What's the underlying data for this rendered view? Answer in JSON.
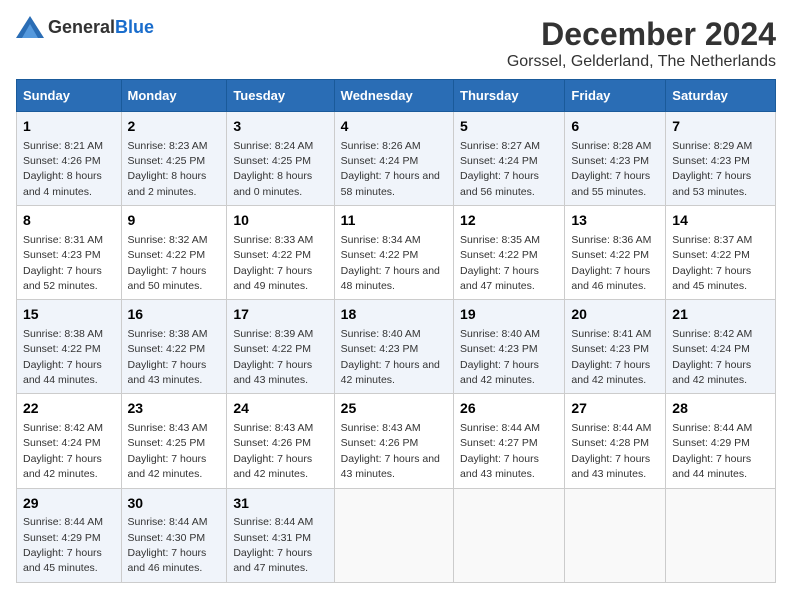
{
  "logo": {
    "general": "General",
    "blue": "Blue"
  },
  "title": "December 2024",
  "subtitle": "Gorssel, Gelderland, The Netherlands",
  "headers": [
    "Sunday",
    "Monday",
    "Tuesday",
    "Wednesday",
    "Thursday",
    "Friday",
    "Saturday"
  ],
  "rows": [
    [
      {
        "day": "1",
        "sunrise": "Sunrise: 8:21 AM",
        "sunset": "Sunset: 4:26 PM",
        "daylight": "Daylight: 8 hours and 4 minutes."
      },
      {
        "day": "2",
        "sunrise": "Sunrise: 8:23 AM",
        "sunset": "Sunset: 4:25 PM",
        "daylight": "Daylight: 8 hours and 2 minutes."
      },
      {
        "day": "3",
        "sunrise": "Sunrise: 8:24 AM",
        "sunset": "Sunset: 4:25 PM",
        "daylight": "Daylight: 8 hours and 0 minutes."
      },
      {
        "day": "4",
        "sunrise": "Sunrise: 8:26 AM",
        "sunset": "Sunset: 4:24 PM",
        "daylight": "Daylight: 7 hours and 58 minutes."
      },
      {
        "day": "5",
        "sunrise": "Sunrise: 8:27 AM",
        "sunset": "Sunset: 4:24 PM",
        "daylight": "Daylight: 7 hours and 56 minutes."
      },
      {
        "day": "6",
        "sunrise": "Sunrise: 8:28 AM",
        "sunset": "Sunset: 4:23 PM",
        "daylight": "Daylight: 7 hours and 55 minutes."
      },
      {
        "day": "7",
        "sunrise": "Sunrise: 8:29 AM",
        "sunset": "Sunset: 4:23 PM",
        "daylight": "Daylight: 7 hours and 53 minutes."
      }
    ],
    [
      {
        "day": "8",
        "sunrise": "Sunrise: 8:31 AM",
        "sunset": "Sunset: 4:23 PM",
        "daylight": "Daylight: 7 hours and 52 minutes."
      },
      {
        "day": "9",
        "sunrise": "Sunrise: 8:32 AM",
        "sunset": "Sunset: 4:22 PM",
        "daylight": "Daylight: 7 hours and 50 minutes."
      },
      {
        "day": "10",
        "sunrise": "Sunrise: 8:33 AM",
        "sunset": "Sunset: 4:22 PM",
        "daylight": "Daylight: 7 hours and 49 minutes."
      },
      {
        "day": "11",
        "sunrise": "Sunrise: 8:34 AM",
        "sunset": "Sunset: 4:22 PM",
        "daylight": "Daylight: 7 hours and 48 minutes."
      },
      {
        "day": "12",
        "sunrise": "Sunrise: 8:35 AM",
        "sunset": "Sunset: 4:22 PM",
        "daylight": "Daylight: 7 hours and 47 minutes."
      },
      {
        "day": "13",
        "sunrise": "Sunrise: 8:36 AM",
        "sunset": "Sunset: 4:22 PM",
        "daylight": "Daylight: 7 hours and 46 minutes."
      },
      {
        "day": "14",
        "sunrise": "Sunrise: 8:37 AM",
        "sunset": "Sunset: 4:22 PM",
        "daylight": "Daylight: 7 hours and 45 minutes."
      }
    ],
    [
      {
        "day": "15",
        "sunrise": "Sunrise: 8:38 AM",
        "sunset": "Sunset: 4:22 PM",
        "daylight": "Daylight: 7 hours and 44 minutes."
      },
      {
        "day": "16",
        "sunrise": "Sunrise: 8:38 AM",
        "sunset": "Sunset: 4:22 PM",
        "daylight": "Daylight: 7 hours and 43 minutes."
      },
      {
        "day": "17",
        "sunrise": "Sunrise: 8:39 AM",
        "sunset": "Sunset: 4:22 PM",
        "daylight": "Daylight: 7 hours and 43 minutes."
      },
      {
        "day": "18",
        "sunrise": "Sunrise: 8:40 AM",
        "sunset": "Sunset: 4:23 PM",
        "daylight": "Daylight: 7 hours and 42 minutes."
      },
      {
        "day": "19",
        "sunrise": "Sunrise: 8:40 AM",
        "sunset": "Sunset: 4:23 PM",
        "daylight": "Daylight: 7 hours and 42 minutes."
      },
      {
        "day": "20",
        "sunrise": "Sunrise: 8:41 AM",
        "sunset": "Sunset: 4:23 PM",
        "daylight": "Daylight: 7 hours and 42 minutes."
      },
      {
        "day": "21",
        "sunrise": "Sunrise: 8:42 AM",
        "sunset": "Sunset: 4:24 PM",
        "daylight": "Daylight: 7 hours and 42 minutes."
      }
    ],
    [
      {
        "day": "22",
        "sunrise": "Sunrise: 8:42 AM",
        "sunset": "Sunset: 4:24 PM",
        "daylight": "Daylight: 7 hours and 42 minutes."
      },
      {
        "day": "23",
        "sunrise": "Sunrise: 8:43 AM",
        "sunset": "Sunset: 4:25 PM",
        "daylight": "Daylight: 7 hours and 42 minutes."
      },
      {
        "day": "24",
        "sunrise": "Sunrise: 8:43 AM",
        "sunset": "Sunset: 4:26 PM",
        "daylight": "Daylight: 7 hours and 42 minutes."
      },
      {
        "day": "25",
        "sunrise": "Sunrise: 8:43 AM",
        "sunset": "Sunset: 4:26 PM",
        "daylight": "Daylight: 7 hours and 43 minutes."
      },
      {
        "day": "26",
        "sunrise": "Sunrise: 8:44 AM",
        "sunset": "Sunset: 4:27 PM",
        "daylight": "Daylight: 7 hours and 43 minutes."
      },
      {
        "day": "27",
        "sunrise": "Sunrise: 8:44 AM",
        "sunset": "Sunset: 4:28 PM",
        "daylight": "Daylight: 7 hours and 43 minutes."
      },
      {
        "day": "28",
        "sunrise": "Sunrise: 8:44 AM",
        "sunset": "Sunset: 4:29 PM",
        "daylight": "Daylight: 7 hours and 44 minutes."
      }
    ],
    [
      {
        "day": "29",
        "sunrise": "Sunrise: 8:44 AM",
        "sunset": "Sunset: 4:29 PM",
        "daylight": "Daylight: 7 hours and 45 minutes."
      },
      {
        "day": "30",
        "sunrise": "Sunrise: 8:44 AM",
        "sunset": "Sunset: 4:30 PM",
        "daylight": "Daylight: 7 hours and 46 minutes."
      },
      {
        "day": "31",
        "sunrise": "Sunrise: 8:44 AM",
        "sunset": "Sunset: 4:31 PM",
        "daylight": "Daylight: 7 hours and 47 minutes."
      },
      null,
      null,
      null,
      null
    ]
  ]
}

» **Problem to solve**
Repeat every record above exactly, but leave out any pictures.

» **Solution to this problem**
What's the underlying data for this rendered view? Answer in JSON.
{
  "logo": {
    "general": "General",
    "blue": "Blue"
  },
  "title": "December 2024",
  "subtitle": "Gorssel, Gelderland, The Netherlands",
  "headers": [
    "Sunday",
    "Monday",
    "Tuesday",
    "Wednesday",
    "Thursday",
    "Friday",
    "Saturday"
  ],
  "rows": [
    [
      {
        "day": "1",
        "sunrise": "Sunrise: 8:21 AM",
        "sunset": "Sunset: 4:26 PM",
        "daylight": "Daylight: 8 hours and 4 minutes."
      },
      {
        "day": "2",
        "sunrise": "Sunrise: 8:23 AM",
        "sunset": "Sunset: 4:25 PM",
        "daylight": "Daylight: 8 hours and 2 minutes."
      },
      {
        "day": "3",
        "sunrise": "Sunrise: 8:24 AM",
        "sunset": "Sunset: 4:25 PM",
        "daylight": "Daylight: 8 hours and 0 minutes."
      },
      {
        "day": "4",
        "sunrise": "Sunrise: 8:26 AM",
        "sunset": "Sunset: 4:24 PM",
        "daylight": "Daylight: 7 hours and 58 minutes."
      },
      {
        "day": "5",
        "sunrise": "Sunrise: 8:27 AM",
        "sunset": "Sunset: 4:24 PM",
        "daylight": "Daylight: 7 hours and 56 minutes."
      },
      {
        "day": "6",
        "sunrise": "Sunrise: 8:28 AM",
        "sunset": "Sunset: 4:23 PM",
        "daylight": "Daylight: 7 hours and 55 minutes."
      },
      {
        "day": "7",
        "sunrise": "Sunrise: 8:29 AM",
        "sunset": "Sunset: 4:23 PM",
        "daylight": "Daylight: 7 hours and 53 minutes."
      }
    ],
    [
      {
        "day": "8",
        "sunrise": "Sunrise: 8:31 AM",
        "sunset": "Sunset: 4:23 PM",
        "daylight": "Daylight: 7 hours and 52 minutes."
      },
      {
        "day": "9",
        "sunrise": "Sunrise: 8:32 AM",
        "sunset": "Sunset: 4:22 PM",
        "daylight": "Daylight: 7 hours and 50 minutes."
      },
      {
        "day": "10",
        "sunrise": "Sunrise: 8:33 AM",
        "sunset": "Sunset: 4:22 PM",
        "daylight": "Daylight: 7 hours and 49 minutes."
      },
      {
        "day": "11",
        "sunrise": "Sunrise: 8:34 AM",
        "sunset": "Sunset: 4:22 PM",
        "daylight": "Daylight: 7 hours and 48 minutes."
      },
      {
        "day": "12",
        "sunrise": "Sunrise: 8:35 AM",
        "sunset": "Sunset: 4:22 PM",
        "daylight": "Daylight: 7 hours and 47 minutes."
      },
      {
        "day": "13",
        "sunrise": "Sunrise: 8:36 AM",
        "sunset": "Sunset: 4:22 PM",
        "daylight": "Daylight: 7 hours and 46 minutes."
      },
      {
        "day": "14",
        "sunrise": "Sunrise: 8:37 AM",
        "sunset": "Sunset: 4:22 PM",
        "daylight": "Daylight: 7 hours and 45 minutes."
      }
    ],
    [
      {
        "day": "15",
        "sunrise": "Sunrise: 8:38 AM",
        "sunset": "Sunset: 4:22 PM",
        "daylight": "Daylight: 7 hours and 44 minutes."
      },
      {
        "day": "16",
        "sunrise": "Sunrise: 8:38 AM",
        "sunset": "Sunset: 4:22 PM",
        "daylight": "Daylight: 7 hours and 43 minutes."
      },
      {
        "day": "17",
        "sunrise": "Sunrise: 8:39 AM",
        "sunset": "Sunset: 4:22 PM",
        "daylight": "Daylight: 7 hours and 43 minutes."
      },
      {
        "day": "18",
        "sunrise": "Sunrise: 8:40 AM",
        "sunset": "Sunset: 4:23 PM",
        "daylight": "Daylight: 7 hours and 42 minutes."
      },
      {
        "day": "19",
        "sunrise": "Sunrise: 8:40 AM",
        "sunset": "Sunset: 4:23 PM",
        "daylight": "Daylight: 7 hours and 42 minutes."
      },
      {
        "day": "20",
        "sunrise": "Sunrise: 8:41 AM",
        "sunset": "Sunset: 4:23 PM",
        "daylight": "Daylight: 7 hours and 42 minutes."
      },
      {
        "day": "21",
        "sunrise": "Sunrise: 8:42 AM",
        "sunset": "Sunset: 4:24 PM",
        "daylight": "Daylight: 7 hours and 42 minutes."
      }
    ],
    [
      {
        "day": "22",
        "sunrise": "Sunrise: 8:42 AM",
        "sunset": "Sunset: 4:24 PM",
        "daylight": "Daylight: 7 hours and 42 minutes."
      },
      {
        "day": "23",
        "sunrise": "Sunrise: 8:43 AM",
        "sunset": "Sunset: 4:25 PM",
        "daylight": "Daylight: 7 hours and 42 minutes."
      },
      {
        "day": "24",
        "sunrise": "Sunrise: 8:43 AM",
        "sunset": "Sunset: 4:26 PM",
        "daylight": "Daylight: 7 hours and 42 minutes."
      },
      {
        "day": "25",
        "sunrise": "Sunrise: 8:43 AM",
        "sunset": "Sunset: 4:26 PM",
        "daylight": "Daylight: 7 hours and 43 minutes."
      },
      {
        "day": "26",
        "sunrise": "Sunrise: 8:44 AM",
        "sunset": "Sunset: 4:27 PM",
        "daylight": "Daylight: 7 hours and 43 minutes."
      },
      {
        "day": "27",
        "sunrise": "Sunrise: 8:44 AM",
        "sunset": "Sunset: 4:28 PM",
        "daylight": "Daylight: 7 hours and 43 minutes."
      },
      {
        "day": "28",
        "sunrise": "Sunrise: 8:44 AM",
        "sunset": "Sunset: 4:29 PM",
        "daylight": "Daylight: 7 hours and 44 minutes."
      }
    ],
    [
      {
        "day": "29",
        "sunrise": "Sunrise: 8:44 AM",
        "sunset": "Sunset: 4:29 PM",
        "daylight": "Daylight: 7 hours and 45 minutes."
      },
      {
        "day": "30",
        "sunrise": "Sunrise: 8:44 AM",
        "sunset": "Sunset: 4:30 PM",
        "daylight": "Daylight: 7 hours and 46 minutes."
      },
      {
        "day": "31",
        "sunrise": "Sunrise: 8:44 AM",
        "sunset": "Sunset: 4:31 PM",
        "daylight": "Daylight: 7 hours and 47 minutes."
      },
      null,
      null,
      null,
      null
    ]
  ]
}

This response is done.